▶ **Exercise details**
Retype the listing that follows, word for word.

==== Entries supplied ====

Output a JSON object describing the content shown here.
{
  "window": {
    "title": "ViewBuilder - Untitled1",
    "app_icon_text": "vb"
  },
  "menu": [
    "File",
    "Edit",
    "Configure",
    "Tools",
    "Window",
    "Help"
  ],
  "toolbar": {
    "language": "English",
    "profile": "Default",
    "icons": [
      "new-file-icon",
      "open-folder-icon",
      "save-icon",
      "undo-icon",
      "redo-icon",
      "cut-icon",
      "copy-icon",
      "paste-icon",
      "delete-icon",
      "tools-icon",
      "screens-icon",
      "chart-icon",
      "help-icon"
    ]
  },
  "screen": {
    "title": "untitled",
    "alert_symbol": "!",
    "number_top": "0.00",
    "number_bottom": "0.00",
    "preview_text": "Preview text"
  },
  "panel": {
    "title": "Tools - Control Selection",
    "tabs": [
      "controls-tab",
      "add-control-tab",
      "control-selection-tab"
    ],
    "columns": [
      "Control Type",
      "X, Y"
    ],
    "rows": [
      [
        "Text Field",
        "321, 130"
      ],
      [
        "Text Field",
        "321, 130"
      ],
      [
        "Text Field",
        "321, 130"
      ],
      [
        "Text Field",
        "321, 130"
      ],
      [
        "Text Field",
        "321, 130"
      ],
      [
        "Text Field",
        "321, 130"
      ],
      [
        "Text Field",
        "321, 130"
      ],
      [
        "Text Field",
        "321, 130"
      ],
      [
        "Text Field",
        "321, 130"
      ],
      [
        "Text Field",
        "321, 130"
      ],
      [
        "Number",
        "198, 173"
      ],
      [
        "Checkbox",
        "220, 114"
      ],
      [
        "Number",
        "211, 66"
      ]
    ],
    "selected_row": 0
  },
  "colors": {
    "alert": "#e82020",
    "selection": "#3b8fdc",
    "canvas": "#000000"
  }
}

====

▶ **Answer to the exercise**
Output a JSON object describing the content shown here.
{
  "window": {
    "title": "ViewBuilder - Untitled1",
    "app_icon_text": "vb"
  },
  "menu": [
    "File",
    "Edit",
    "Configure",
    "Tools",
    "Window",
    "Help"
  ],
  "toolbar": {
    "language": "English",
    "profile": "Default",
    "icons": [
      "new-file-icon",
      "open-folder-icon",
      "save-icon",
      "undo-icon",
      "redo-icon",
      "cut-icon",
      "copy-icon",
      "paste-icon",
      "delete-icon",
      "tools-icon",
      "screens-icon",
      "chart-icon",
      "help-icon"
    ]
  },
  "screen": {
    "title": "untitled",
    "alert_symbol": "!",
    "number_top": "0.00",
    "number_bottom": "0.00",
    "preview_text": "Preview text"
  },
  "panel": {
    "title": "Tools - Control Selection",
    "tabs": [
      "controls-tab",
      "add-control-tab",
      "control-selection-tab"
    ],
    "columns": [
      "Control Type",
      "X, Y"
    ],
    "rows": [
      [
        "Text Field",
        "321, 130"
      ],
      [
        "Text Field",
        "321, 130"
      ],
      [
        "Text Field",
        "321, 130"
      ],
      [
        "Text Field",
        "321, 130"
      ],
      [
        "Text Field",
        "321, 130"
      ],
      [
        "Text Field",
        "321, 130"
      ],
      [
        "Text Field",
        "321, 130"
      ],
      [
        "Text Field",
        "321, 130"
      ],
      [
        "Text Field",
        "321, 130"
      ],
      [
        "Text Field",
        "321, 130"
      ],
      [
        "Number",
        "198, 173"
      ],
      [
        "Checkbox",
        "220, 114"
      ],
      [
        "Number",
        "211, 66"
      ]
    ],
    "selected_row": 0
  },
  "colors": {
    "alert": "#e82020",
    "selection": "#3b8fdc",
    "canvas": "#000000"
  }
}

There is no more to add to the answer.